For more than a century, the women’s movement has worked to raise awareness and build solidarity for their struggle to secure equality, rights and respect for women. International Women’s Day has become a focal point for that struggle, a time to not only celebrate the gains made by women in their fight for equality, but also a time to remind ourselves just how much more needs to be done.

The idea of a day for women, celebrated all over the world, emerged at the beginning of the last century in America and Europe. In the early part of the last century, the focal point was the movement for women’s rights and achieving universal suffrage for women.

International Women’s Day really took hold between 1913 and 1917 when women held rallies either to protest the war or to express solidarity with their Sisters. In December 1977, the UN General Assembly adopted a resolution proclaiming a United Nations Day for Women’s Rights and International Peace, and called for member states to do the same. Canada chose March 8th as International Women’s Day.

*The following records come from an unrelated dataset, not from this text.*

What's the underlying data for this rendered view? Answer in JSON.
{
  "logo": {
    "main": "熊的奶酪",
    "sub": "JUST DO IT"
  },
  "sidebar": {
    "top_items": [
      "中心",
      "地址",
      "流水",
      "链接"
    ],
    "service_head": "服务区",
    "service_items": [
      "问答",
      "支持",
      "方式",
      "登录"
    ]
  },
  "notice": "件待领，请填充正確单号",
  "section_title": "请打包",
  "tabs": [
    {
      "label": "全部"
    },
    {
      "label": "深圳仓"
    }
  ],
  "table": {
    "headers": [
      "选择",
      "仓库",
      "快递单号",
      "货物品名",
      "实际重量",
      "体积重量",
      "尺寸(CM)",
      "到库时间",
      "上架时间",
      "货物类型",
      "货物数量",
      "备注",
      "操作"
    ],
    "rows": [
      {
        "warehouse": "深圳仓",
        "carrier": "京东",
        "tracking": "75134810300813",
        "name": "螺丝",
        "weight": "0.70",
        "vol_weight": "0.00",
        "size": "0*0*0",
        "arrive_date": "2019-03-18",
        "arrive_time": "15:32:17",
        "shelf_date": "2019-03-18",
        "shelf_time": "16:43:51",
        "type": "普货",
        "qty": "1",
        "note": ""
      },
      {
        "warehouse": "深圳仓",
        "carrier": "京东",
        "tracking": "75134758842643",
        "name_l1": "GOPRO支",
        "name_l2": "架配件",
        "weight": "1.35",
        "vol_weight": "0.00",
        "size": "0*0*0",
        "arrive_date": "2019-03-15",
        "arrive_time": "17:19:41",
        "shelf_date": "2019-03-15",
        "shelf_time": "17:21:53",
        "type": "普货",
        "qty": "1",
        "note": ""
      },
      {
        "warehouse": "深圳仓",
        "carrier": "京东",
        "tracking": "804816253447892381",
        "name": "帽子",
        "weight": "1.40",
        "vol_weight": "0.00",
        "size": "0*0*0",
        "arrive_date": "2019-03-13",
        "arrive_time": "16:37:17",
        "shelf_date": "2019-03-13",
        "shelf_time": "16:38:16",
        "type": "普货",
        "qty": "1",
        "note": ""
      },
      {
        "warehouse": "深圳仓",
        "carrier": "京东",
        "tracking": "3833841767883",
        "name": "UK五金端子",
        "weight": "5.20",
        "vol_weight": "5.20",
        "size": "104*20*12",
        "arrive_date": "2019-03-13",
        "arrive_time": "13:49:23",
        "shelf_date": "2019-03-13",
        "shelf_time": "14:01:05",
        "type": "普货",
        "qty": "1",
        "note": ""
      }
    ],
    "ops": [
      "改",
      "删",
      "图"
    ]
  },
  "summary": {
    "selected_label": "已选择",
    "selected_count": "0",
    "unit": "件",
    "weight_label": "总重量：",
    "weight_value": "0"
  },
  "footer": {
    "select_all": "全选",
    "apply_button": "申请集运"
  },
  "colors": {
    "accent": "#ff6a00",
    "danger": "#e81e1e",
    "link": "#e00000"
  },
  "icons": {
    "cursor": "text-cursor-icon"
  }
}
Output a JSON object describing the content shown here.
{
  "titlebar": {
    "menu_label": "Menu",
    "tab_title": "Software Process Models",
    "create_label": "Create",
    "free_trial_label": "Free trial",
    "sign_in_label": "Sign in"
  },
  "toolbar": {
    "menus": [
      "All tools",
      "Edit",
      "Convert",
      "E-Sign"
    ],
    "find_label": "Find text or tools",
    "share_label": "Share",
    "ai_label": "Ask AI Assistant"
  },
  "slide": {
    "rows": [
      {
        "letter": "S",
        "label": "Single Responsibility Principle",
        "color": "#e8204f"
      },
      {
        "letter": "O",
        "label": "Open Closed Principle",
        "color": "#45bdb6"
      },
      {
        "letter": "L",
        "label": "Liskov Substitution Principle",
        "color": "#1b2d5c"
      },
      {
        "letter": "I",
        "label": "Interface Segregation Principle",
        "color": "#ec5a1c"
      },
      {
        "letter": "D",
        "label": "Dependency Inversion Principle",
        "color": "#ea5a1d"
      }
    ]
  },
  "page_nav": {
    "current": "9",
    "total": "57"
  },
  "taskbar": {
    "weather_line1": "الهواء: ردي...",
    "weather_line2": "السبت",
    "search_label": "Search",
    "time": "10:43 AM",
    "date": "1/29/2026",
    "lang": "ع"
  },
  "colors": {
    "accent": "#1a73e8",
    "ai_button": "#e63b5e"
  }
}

Since those early years, much progress has been made for women in developed and developing countries alike: in many countries, provisions guaranteeing the enjoyment of human rights without discrimination on the basis of sex have been included in constitutions; legal literacy and other measures have been introduced to alert women to their rights and to ensure their access to those rights; the world community has identified violence against women as a clear violation of women’s rights; incorporating gender perspectives into regular programs and policies has become a priority at the United Nations and in many member states.

Although much remains to be done to achieve full equality, the voices of women are being heard. On March 8th, FPSE, along with the rest of the labour movement, will join with thousands of women around BC to celebrate IWD. We will also use the day to remind ourselves of the important role that solidarity plays in our collective struggles for rights, equality, and justice. Working together, women have accomplished a lot, but there is much more to do. March 8th provides an opportunity to pay tribute to the achievements of women and to highlight the needs and concerns of women on national, regional, and global agendas.

About FPSE

The Federation of Post-Secondary Educators of BC is the provincial voice for faculty and staff in BC teaching universities, colleges and institutes, and in private sector institutions. FPSE member locals, represented by Presidents' Council and the Executive, represent over 10,000 faculty and staff at 19 public and 5 private sector institutions.